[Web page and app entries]
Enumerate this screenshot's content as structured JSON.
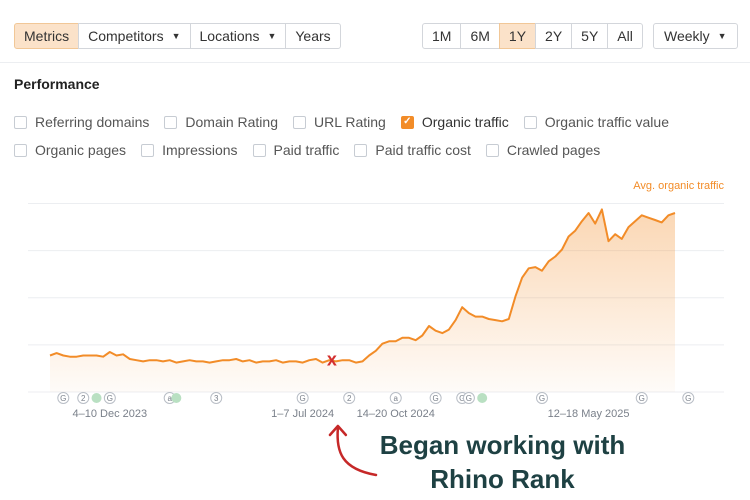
{
  "toolbar": {
    "tabs": [
      {
        "label": "Metrics",
        "active": true,
        "dropdown": false
      },
      {
        "label": "Competitors",
        "active": false,
        "dropdown": true
      },
      {
        "label": "Locations",
        "active": false,
        "dropdown": true
      },
      {
        "label": "Years",
        "active": false,
        "dropdown": false
      }
    ],
    "ranges": [
      {
        "label": "1M",
        "active": false
      },
      {
        "label": "6M",
        "active": false
      },
      {
        "label": "1Y",
        "active": true
      },
      {
        "label": "2Y",
        "active": false
      },
      {
        "label": "5Y",
        "active": false
      },
      {
        "label": "All",
        "active": false
      }
    ],
    "interval": {
      "label": "Weekly"
    }
  },
  "section_title": "Performance",
  "metric_rows": [
    [
      {
        "label": "Referring domains",
        "checked": false
      },
      {
        "label": "Domain Rating",
        "checked": false
      },
      {
        "label": "URL Rating",
        "checked": false
      },
      {
        "label": "Organic traffic",
        "checked": true
      },
      {
        "label": "Organic traffic value",
        "checked": false
      }
    ],
    [
      {
        "label": "Organic pages",
        "checked": false
      },
      {
        "label": "Impressions",
        "checked": false
      },
      {
        "label": "Paid traffic",
        "checked": false
      },
      {
        "label": "Paid traffic cost",
        "checked": false
      },
      {
        "label": "Crawled pages",
        "checked": false
      }
    ]
  ],
  "chart_data": {
    "type": "area",
    "series": [
      {
        "name": "Avg. organic traffic",
        "color": "#f28c28",
        "values": [
          31,
          33,
          31,
          30,
          30,
          31,
          31,
          31,
          30,
          34,
          31,
          32,
          28,
          27,
          26,
          27,
          27,
          26,
          27,
          25,
          26,
          27,
          26,
          26,
          25,
          26,
          27,
          27,
          28,
          26,
          27,
          25,
          26,
          26,
          27,
          25,
          26,
          26,
          25,
          27,
          28,
          25,
          27,
          26,
          27,
          27,
          25,
          26,
          31,
          35,
          41,
          43,
          43,
          46,
          46,
          44,
          48,
          56,
          52,
          50,
          53,
          61,
          72,
          67,
          64,
          64,
          62,
          61,
          60,
          62,
          81,
          97,
          105,
          106,
          103,
          111,
          115,
          121,
          132,
          137,
          145,
          152,
          143,
          155,
          128,
          134,
          130,
          140,
          145,
          150,
          148,
          146,
          144,
          150,
          152
        ]
      }
    ],
    "y_grid_values": [
      0,
      40,
      80,
      120,
      160
    ],
    "ylim": [
      0,
      163
    ],
    "x_tick_labels": [
      {
        "label": "4–10 Dec 2023",
        "index": 9
      },
      {
        "label": "1–7 Jul 2024",
        "index": 38
      },
      {
        "label": "14–20 Oct 2024",
        "index": 52
      },
      {
        "label": "12–18 May 2025",
        "index": 81
      }
    ],
    "event_markers": [
      {
        "label": "G",
        "index": 2,
        "kind": "badge"
      },
      {
        "label": "2",
        "index": 5,
        "kind": "badge"
      },
      {
        "label": "",
        "index": 7,
        "kind": "dot"
      },
      {
        "label": "G",
        "index": 9,
        "kind": "badge"
      },
      {
        "label": "a",
        "index": 18,
        "kind": "badge"
      },
      {
        "label": "",
        "index": 19,
        "kind": "dot"
      },
      {
        "label": "3",
        "index": 25,
        "kind": "badge"
      },
      {
        "label": "G",
        "index": 38,
        "kind": "badge"
      },
      {
        "label": "2",
        "index": 45,
        "kind": "badge"
      },
      {
        "label": "a",
        "index": 52,
        "kind": "badge"
      },
      {
        "label": "G",
        "index": 58,
        "kind": "badge"
      },
      {
        "label": "G",
        "index": 62,
        "kind": "badge"
      },
      {
        "label": "G",
        "index": 63,
        "kind": "badge"
      },
      {
        "label": "",
        "index": 65,
        "kind": "dot"
      },
      {
        "label": "G",
        "index": 74,
        "kind": "badge"
      },
      {
        "label": "G",
        "index": 89,
        "kind": "badge"
      },
      {
        "label": "G",
        "index": 96,
        "kind": "badge"
      }
    ],
    "highlight_marker": {
      "label": "x",
      "index": 43,
      "color": "#d32f2f"
    },
    "grid": true,
    "legend_position": "top-right"
  },
  "annotation": {
    "line1": "Began working with",
    "line2": "Rhino Rank",
    "color": "#1e4143",
    "arrow_color": "#c62828"
  }
}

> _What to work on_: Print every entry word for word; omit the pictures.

> _Answer section_:
Enumerate this screenshot's content as structured JSON.
{
  "toolbar": {
    "tabs": [
      {
        "label": "Metrics",
        "active": true,
        "dropdown": false
      },
      {
        "label": "Competitors",
        "active": false,
        "dropdown": true
      },
      {
        "label": "Locations",
        "active": false,
        "dropdown": true
      },
      {
        "label": "Years",
        "active": false,
        "dropdown": false
      }
    ],
    "ranges": [
      {
        "label": "1M",
        "active": false
      },
      {
        "label": "6M",
        "active": false
      },
      {
        "label": "1Y",
        "active": true
      },
      {
        "label": "2Y",
        "active": false
      },
      {
        "label": "5Y",
        "active": false
      },
      {
        "label": "All",
        "active": false
      }
    ],
    "interval": {
      "label": "Weekly"
    }
  },
  "section_title": "Performance",
  "metric_rows": [
    [
      {
        "label": "Referring domains",
        "checked": false
      },
      {
        "label": "Domain Rating",
        "checked": false
      },
      {
        "label": "URL Rating",
        "checked": false
      },
      {
        "label": "Organic traffic",
        "checked": true
      },
      {
        "label": "Organic traffic value",
        "checked": false
      }
    ],
    [
      {
        "label": "Organic pages",
        "checked": false
      },
      {
        "label": "Impressions",
        "checked": false
      },
      {
        "label": "Paid traffic",
        "checked": false
      },
      {
        "label": "Paid traffic cost",
        "checked": false
      },
      {
        "label": "Crawled pages",
        "checked": false
      }
    ]
  ],
  "chart_data": {
    "type": "area",
    "series": [
      {
        "name": "Avg. organic traffic",
        "color": "#f28c28",
        "values": [
          31,
          33,
          31,
          30,
          30,
          31,
          31,
          31,
          30,
          34,
          31,
          32,
          28,
          27,
          26,
          27,
          27,
          26,
          27,
          25,
          26,
          27,
          26,
          26,
          25,
          26,
          27,
          27,
          28,
          26,
          27,
          25,
          26,
          26,
          27,
          25,
          26,
          26,
          25,
          27,
          28,
          25,
          27,
          26,
          27,
          27,
          25,
          26,
          31,
          35,
          41,
          43,
          43,
          46,
          46,
          44,
          48,
          56,
          52,
          50,
          53,
          61,
          72,
          67,
          64,
          64,
          62,
          61,
          60,
          62,
          81,
          97,
          105,
          106,
          103,
          111,
          115,
          121,
          132,
          137,
          145,
          152,
          143,
          155,
          128,
          134,
          130,
          140,
          145,
          150,
          148,
          146,
          144,
          150,
          152
        ]
      }
    ],
    "y_grid_values": [
      0,
      40,
      80,
      120,
      160
    ],
    "ylim": [
      0,
      163
    ],
    "x_tick_labels": [
      {
        "label": "4–10 Dec 2023",
        "index": 9
      },
      {
        "label": "1–7 Jul 2024",
        "index": 38
      },
      {
        "label": "14–20 Oct 2024",
        "index": 52
      },
      {
        "label": "12–18 May 2025",
        "index": 81
      }
    ],
    "event_markers": [
      {
        "label": "G",
        "index": 2,
        "kind": "badge"
      },
      {
        "label": "2",
        "index": 5,
        "kind": "badge"
      },
      {
        "label": "",
        "index": 7,
        "kind": "dot"
      },
      {
        "label": "G",
        "index": 9,
        "kind": "badge"
      },
      {
        "label": "a",
        "index": 18,
        "kind": "badge"
      },
      {
        "label": "",
        "index": 19,
        "kind": "dot"
      },
      {
        "label": "3",
        "index": 25,
        "kind": "badge"
      },
      {
        "label": "G",
        "index": 38,
        "kind": "badge"
      },
      {
        "label": "2",
        "index": 45,
        "kind": "badge"
      },
      {
        "label": "a",
        "index": 52,
        "kind": "badge"
      },
      {
        "label": "G",
        "index": 58,
        "kind": "badge"
      },
      {
        "label": "G",
        "index": 62,
        "kind": "badge"
      },
      {
        "label": "G",
        "index": 63,
        "kind": "badge"
      },
      {
        "label": "",
        "index": 65,
        "kind": "dot"
      },
      {
        "label": "G",
        "index": 74,
        "kind": "badge"
      },
      {
        "label": "G",
        "index": 89,
        "kind": "badge"
      },
      {
        "label": "G",
        "index": 96,
        "kind": "badge"
      }
    ],
    "highlight_marker": {
      "label": "x",
      "index": 43,
      "color": "#d32f2f"
    },
    "grid": true,
    "legend_position": "top-right"
  },
  "annotation": {
    "line1": "Began working with",
    "line2": "Rhino Rank",
    "color": "#1e4143",
    "arrow_color": "#c62828"
  }
}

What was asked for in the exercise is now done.